Grade Levels: K-3

This page provides information to support educators and families in teaching K-3 students about Calendars and Dates. It is designed to complement the Calendar and Dates topic page on BrainPOP Jr.

A calendar is a chart that keeps track of time. Just as people use clocks to plan their day, many people use calendars to help plan their day, week, or year. We recommend watching the Time to the Hour movie together to review the 24 hours in a day. Review with your children that a week is a unit of seven days. A month is a unit of about four weeks or 28-31 days. A year is a unit of twelve months, about 52 weeks, or 365 days. There are 366 days in a leap year.

There are several calendars in use in the world today. The Gregorian calendar is the most commonly used, which divides the year into 12 months and 365 or 366 days. The months are based on the moon’s rotation around Earth and the year is based on Earth’s rotation around the Sun. The lunar calendar, used in many Islamic countries, is based purely on the motion of the moon and is shorter than the Gregorian calendar. The lunar calendar is divided into 12 months, but the year is about 354 days per year. There are also cultures that employ a solar/lunar calendar, such as the Hebrew calendar and the Chinese calendar. These calendars employ leap months or leap years in order to follow the Sun and the phases of the moon. Academic and fiscal calendars are also used to manage time.

Your children may already be familiar with the days of the week and the months, but a quick review is always helpful. Writing the date is also an important concept to teach and review. There are several standardized ways to write the date. The first is spelling out the month then followed by the day and year, as in August 25th, 1998. Remind children about the position of the comma, just after the number of the day.
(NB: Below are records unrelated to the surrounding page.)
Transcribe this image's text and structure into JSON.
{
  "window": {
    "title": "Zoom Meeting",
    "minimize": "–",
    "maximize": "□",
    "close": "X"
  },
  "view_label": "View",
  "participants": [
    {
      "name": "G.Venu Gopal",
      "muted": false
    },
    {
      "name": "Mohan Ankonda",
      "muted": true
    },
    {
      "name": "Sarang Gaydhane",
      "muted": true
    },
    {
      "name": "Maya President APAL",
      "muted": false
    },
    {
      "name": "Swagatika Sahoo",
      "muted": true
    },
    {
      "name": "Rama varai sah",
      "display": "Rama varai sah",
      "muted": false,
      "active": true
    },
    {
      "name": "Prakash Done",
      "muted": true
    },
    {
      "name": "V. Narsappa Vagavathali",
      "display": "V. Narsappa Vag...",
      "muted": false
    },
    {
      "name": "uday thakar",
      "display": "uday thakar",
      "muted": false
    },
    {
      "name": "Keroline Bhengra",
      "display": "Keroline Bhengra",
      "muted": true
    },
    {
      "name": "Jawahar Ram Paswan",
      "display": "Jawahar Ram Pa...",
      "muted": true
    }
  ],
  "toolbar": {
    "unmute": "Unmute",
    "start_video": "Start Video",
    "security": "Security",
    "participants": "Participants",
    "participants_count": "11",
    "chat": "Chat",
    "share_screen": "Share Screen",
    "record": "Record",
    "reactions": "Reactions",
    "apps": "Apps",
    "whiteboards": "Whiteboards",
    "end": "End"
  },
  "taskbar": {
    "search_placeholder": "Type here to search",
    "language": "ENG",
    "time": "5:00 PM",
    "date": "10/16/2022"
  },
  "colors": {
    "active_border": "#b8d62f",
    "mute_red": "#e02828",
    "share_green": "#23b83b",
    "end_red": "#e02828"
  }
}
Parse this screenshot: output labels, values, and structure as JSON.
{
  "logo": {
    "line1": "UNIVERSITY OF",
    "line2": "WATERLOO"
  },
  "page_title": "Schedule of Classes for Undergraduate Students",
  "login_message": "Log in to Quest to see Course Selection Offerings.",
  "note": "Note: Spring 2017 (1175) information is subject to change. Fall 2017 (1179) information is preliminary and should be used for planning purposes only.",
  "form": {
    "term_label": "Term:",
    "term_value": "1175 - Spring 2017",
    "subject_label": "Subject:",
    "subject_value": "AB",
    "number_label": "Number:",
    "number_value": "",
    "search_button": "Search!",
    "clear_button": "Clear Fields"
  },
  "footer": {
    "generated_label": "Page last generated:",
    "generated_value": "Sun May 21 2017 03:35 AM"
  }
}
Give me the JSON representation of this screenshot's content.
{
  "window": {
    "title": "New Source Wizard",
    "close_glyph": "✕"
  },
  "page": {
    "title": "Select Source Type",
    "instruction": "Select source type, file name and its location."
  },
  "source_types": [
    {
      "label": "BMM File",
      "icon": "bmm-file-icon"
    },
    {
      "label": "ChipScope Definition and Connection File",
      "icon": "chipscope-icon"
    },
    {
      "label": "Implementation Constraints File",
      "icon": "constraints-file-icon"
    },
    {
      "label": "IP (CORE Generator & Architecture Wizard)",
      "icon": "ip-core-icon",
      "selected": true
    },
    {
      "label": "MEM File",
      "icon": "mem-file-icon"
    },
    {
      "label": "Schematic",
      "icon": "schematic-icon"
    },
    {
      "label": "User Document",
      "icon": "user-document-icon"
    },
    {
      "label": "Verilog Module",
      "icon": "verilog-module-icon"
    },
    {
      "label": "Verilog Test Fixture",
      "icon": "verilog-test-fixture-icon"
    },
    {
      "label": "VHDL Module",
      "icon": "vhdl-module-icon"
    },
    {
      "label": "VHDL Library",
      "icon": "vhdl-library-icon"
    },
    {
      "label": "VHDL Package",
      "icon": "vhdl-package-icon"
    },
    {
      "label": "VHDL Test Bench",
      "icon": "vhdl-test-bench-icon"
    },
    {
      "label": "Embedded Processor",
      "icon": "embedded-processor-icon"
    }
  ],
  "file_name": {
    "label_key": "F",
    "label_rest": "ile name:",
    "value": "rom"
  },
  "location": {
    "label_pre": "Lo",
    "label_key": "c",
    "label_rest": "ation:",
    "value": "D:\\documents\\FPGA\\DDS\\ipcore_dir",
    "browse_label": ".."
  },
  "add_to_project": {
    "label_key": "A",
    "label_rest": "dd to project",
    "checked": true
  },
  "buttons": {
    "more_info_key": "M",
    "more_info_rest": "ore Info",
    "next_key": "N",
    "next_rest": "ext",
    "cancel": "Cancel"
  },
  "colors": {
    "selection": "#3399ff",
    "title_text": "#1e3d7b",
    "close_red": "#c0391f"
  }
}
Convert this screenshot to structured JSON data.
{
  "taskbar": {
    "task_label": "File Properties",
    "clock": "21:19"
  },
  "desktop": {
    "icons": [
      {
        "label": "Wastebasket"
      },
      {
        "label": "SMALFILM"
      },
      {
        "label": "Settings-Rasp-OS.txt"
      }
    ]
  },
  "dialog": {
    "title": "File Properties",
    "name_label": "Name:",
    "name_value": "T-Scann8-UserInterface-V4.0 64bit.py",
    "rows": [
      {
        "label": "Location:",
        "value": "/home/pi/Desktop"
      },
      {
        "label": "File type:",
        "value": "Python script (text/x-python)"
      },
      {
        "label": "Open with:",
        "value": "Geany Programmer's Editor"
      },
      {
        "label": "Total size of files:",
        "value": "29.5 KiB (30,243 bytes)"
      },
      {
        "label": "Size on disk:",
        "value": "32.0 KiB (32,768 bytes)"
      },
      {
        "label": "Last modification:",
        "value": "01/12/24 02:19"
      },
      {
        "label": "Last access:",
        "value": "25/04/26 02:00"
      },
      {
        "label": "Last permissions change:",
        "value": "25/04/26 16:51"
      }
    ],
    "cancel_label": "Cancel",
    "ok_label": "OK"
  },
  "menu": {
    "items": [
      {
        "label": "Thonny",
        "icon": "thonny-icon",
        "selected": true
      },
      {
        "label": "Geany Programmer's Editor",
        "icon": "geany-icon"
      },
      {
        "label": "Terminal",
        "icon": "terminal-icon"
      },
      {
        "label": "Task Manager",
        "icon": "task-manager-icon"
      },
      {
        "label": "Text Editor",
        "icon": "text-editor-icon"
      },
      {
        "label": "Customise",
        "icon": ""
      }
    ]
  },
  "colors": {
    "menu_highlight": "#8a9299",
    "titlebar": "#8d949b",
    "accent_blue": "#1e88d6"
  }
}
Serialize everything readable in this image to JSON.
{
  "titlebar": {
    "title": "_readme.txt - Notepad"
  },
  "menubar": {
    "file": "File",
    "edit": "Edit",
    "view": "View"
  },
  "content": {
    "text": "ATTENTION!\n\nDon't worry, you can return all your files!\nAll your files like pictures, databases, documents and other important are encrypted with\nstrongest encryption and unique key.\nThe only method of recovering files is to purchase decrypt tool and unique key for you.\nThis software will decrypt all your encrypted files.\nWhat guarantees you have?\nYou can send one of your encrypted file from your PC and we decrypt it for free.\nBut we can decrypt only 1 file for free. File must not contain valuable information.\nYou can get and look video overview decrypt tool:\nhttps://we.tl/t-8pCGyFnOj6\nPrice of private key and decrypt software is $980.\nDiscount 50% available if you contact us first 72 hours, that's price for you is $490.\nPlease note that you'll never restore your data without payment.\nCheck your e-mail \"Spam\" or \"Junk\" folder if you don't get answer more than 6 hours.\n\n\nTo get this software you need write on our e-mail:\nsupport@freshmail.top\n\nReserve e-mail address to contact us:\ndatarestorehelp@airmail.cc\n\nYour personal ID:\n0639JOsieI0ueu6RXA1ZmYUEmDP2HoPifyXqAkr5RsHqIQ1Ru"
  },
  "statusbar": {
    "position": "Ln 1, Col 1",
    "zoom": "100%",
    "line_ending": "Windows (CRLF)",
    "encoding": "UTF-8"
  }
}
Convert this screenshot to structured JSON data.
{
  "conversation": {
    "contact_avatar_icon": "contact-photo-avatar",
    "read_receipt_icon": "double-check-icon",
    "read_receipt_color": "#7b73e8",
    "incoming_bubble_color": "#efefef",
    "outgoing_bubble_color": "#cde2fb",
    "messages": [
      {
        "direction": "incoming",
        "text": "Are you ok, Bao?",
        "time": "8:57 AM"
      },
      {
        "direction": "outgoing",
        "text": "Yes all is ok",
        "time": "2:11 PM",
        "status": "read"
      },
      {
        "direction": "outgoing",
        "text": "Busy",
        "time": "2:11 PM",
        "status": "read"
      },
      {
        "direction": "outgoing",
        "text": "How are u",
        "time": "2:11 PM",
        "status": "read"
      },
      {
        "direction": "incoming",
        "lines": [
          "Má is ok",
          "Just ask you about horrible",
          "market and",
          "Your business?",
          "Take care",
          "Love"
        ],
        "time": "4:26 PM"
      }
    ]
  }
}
This date can also be written using numbers for the months. January is the first month of the year, and it is represented by a 1. February is the second month, and it is represented by a 2, and so on. The date August 25, 1998 can be written as 8/25/1998, using slashes, or as 8-25-1998 with dashes.

Many children have problems remembering the days of the week and the months of the year. Parents and teachers can employ heuristics in helping their children memorize the vocabulary. Another difficulty children meet when learning about days of the week and months of the year is spelling. Encourage your child to find patterns in the names and think of strategies for remembering them. Keeping plenty of day and year calendars around the school or home will also help children become accustomed to the words.